(-taḥ-tā-taṃ) 1. Possessed, held, contained. 2. Cherished, supported. 3. Stood, stayed, standing. 4. Alighted, gone down. 5. Placed. 6. Considered, weighed. E. dhṛ to hold, and kta aff.Source: Cologne Digital Sanskrit Dictionaries: Cappeller Sanskrit-English Dictionary
Dhṛta (धृत).—[adjective] held, borne, worn, kept, detained, turned or fixed upon, ready for ([locative] or [dative]), upheld, maintained, observed; existing, alive; [often] °— holding, bearing, etc.Source: Cologne Digital Sanskrit Dictionaries: Monier-Williams Sanskrit-English Dictionary
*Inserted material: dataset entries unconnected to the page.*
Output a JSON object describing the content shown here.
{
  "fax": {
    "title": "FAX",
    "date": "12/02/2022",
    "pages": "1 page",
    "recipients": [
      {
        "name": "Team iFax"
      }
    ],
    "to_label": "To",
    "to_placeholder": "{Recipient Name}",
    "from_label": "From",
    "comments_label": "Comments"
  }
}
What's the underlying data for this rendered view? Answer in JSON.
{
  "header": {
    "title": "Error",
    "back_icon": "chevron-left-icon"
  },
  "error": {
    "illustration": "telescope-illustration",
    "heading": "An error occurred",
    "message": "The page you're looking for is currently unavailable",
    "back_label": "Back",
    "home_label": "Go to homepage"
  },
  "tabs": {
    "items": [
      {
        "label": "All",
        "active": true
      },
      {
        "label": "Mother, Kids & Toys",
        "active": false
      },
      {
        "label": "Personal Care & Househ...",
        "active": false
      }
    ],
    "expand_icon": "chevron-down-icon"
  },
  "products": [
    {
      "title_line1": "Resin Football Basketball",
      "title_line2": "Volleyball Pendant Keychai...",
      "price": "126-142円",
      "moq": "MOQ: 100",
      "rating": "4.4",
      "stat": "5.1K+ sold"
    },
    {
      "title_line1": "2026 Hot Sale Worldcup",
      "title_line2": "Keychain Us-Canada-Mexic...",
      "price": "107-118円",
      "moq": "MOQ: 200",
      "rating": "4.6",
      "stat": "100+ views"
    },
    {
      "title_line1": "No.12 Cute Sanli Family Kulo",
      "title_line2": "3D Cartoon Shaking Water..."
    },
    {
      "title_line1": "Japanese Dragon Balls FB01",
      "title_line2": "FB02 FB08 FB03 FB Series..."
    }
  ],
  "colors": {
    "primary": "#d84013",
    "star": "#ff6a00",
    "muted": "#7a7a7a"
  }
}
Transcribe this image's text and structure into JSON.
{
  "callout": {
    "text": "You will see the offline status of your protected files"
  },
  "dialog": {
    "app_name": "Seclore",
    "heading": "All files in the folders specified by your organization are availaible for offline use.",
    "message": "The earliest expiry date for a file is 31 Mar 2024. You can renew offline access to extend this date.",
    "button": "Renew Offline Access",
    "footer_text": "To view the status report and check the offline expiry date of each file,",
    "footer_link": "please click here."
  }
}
1) Dhṛta (धृत):—[from dhṛ] mfn. held, borne, maintained, supported kept, possessed
2) [v.s. ...] used, practised, observed, [Ṛg-veda] etc. etc.
3) [v.s. ...] measured, weighed (with or [scilicet] tulayā), [Mahābhārata]
4) [v.s. ...] worn (as clothes, shoes, beard, etc.), [Manu-smṛti; Mahābhārata; Kāvya literature]
5) [v.s. ...] kept back, detained (kare, by the hand), [Hitopadeśa]
6) [v.s. ...] drawn tight (reins), [Śakuntalā]
7) [v.s. ...] turned towards or fixed upon, ready or prepared for, resolved on ([locative case] or [dative case]), [Mahābhārata; Rāmāyaṇa]
8) [v.s. ...] continuing, existing, being, [ib.]
9) [v.s. ...] prolonged (in pronunciation), [Prātiśākhya] (am ind. solemnly, slowly, [Pañcatantra iii, 72/73])
10) [v.s. ...] (with antare) deposited as surety, pledged, [ib. iv, 31/32]
11) [v.s. ...] quoted, cited by ([compound]), [cf. Lexicographers, esp. such as amarasiṃha, halāyudha, hemacandra, etc.]
12) [v.s. ...] m. Name of a son of the 13th Manu, [Harivaṃśa] ([varia lectio] bhṛtha)
13) [v.s. ...] of a descendant of Druhyu and son of Dharma, [Purāṇa] (cf. dhārteya)
14) [v.s. ...] n. a [particular] manner of fighting, [Harivaṃśa]Source: Cologne Digital Sanskrit Dictionaries: Yates Sanskrit-English Dictionary
Dhṛta (धृत):—[(taḥ-tā-taṃ) a.] Possessed, held.Source: DDSA: Paia-sadda-mahannavo; a comprehensive Prakrit Hindi dictionary (S)
Dhṛta (धृत) in the Sanskrit language is related to the Prakrit word: Dharia.
[Sanskrit to German]
Sanskrit, also spelled संस्कृतम् (saṃskṛtam), is an ancient language of India commonly seen as the grandmother of the Indo-European language family (even English!). Closely allied with Prakrit and Pali, Sanskrit is more exhaustive in both grammar and terms and has the most extensive collection of literature in the world, greatly surpassing its sister-languages Greek and Latin.
See also (Relevant definitions)